TASK ITEM ▸
Starting at the line that contains "What's the underlying", return every line through the end of the data exactly, without pictures.

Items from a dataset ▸

--- --- ---

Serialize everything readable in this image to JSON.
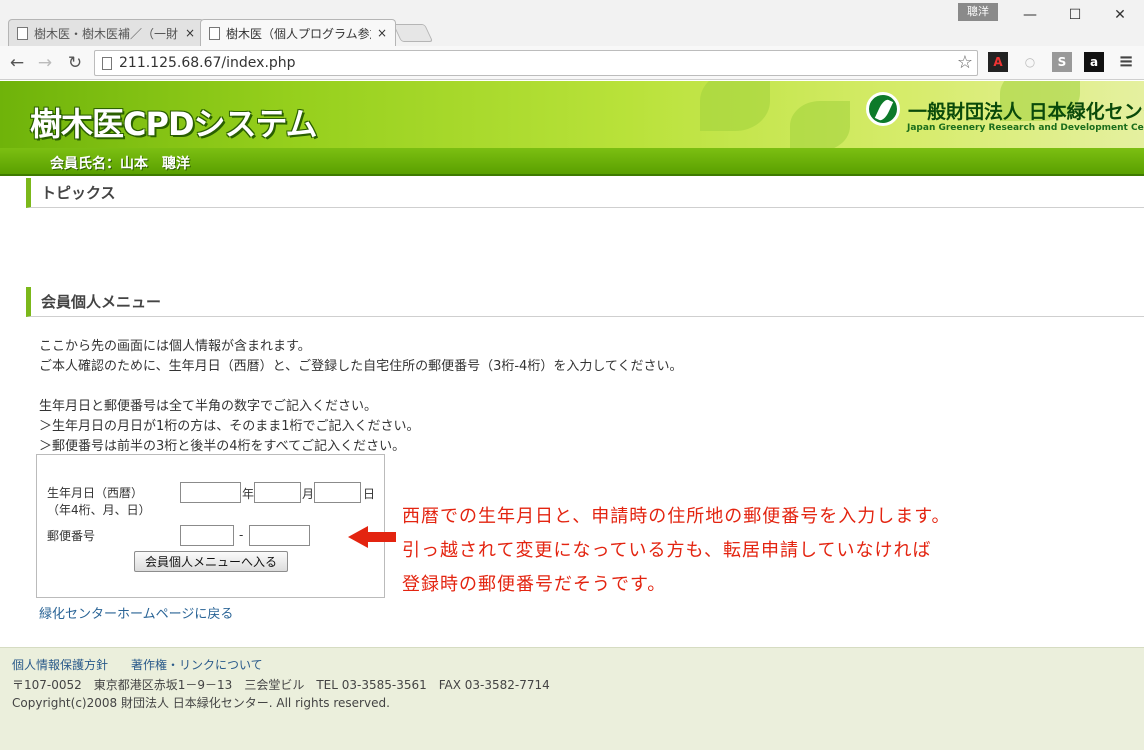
{
  "browser": {
    "tabs": [
      {
        "title": "樹木医・樹木医補／（一財",
        "close": "×"
      },
      {
        "title": "樹木医（個人プログラム参加",
        "close": "×"
      }
    ],
    "user_badge": "聰洋",
    "window_controls": {
      "minimize": "—",
      "maximize": "☐",
      "close": "✕"
    },
    "nav": {
      "back": "←",
      "forward": "→",
      "reload": "↻"
    },
    "url": "211.125.68.67/index.php",
    "star": "☆",
    "menu": "≡"
  },
  "header": {
    "site_title": "樹木医CPDシステム",
    "org_name": "一般財団法人 日本緑化センター",
    "org_name_en": "Japan Greenery Research and Development Center",
    "member_label": "会員氏名：山本　聰洋"
  },
  "topics": {
    "heading": "トピックス"
  },
  "menu_section": {
    "heading": "会員個人メニュー",
    "intro": [
      "ここから先の画面には個人情報が含まれます。",
      "ご本人確認のために、生年月日（西暦）と、ご登録した自宅住所の郵便番号（3桁-4桁）を入力してください。"
    ],
    "notes": [
      "生年月日と郵便番号は全て半角の数字でご記入ください。",
      "＞生年月日の月日が1桁の方は、そのまま1桁でご記入ください。",
      "＞郵便番号は前半の3桁と後半の4桁をすべてご記入ください。"
    ]
  },
  "form": {
    "birth_label": "生年月日（西暦）",
    "birth_sublabel": "（年4桁、月、日）",
    "year_unit": "年",
    "month_unit": "月",
    "day_unit": "日",
    "postal_label": "郵便番号",
    "postal_sep": "-",
    "year_value": "",
    "month_value": "",
    "day_value": "",
    "postal1_value": "",
    "postal2_value": "",
    "submit_label": "会員個人メニューへ入る"
  },
  "home_link": "緑化センターホームページに戻る",
  "annotation": [
    "西暦での生年月日と、申請時の住所地の郵便番号を入力します。",
    "引っ越されて変更になっている方も、転居申請していなければ",
    "登録時の郵便番号だそうです。"
  ],
  "footer": {
    "privacy_link": "個人情報保護方針",
    "copyright_link": "著作権・リンクについて",
    "address": "〒107-0052　東京都港区赤坂1－9－13　三会堂ビル　TEL 03-3585-3561　FAX 03-3582-7714",
    "copyright": "Copyright(c)2008 財団法人 日本緑化センター. All rights reserved."
  },
  "colors": {
    "header_green": "#7bb81a",
    "annotation_red": "#e32410",
    "link_blue": "#2a6496"
  }
}
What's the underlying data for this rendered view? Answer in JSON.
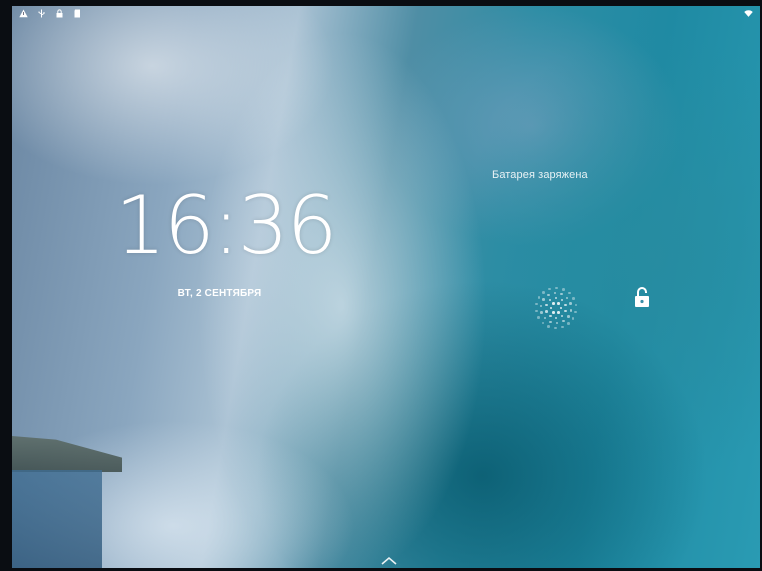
{
  "status_bar": {
    "left_icons": [
      "warning-icon",
      "usb-icon",
      "lock-icon",
      "sd-card-icon"
    ],
    "right_icons": [
      "wifi-icon"
    ]
  },
  "lockscreen": {
    "time": "16:36",
    "date": "ВТ, 2 СЕНТЯБРЯ",
    "battery_status": "Батарея заряжена",
    "unlock_target_icon": "unlock-icon",
    "swipe_icon": "chevron-up-icon"
  },
  "colors": {
    "text": "#ffffff"
  }
}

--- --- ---

EXPECTED OUTPUT ▸
What's the underlying data for this rendered view? Answer in JSON.
{
  "status_bar": {
    "left_icons": [
      "warning-icon",
      "usb-icon",
      "lock-icon",
      "sd-card-icon"
    ],
    "right_icons": [
      "wifi-icon"
    ]
  },
  "lockscreen": {
    "time": "16:36",
    "date": "ВТ, 2 СЕНТЯБРЯ",
    "battery_status": "Батарея заряжена",
    "unlock_target_icon": "unlock-icon",
    "swipe_icon": "chevron-up-icon"
  },
  "colors": {
    "text": "#ffffff"
  }
}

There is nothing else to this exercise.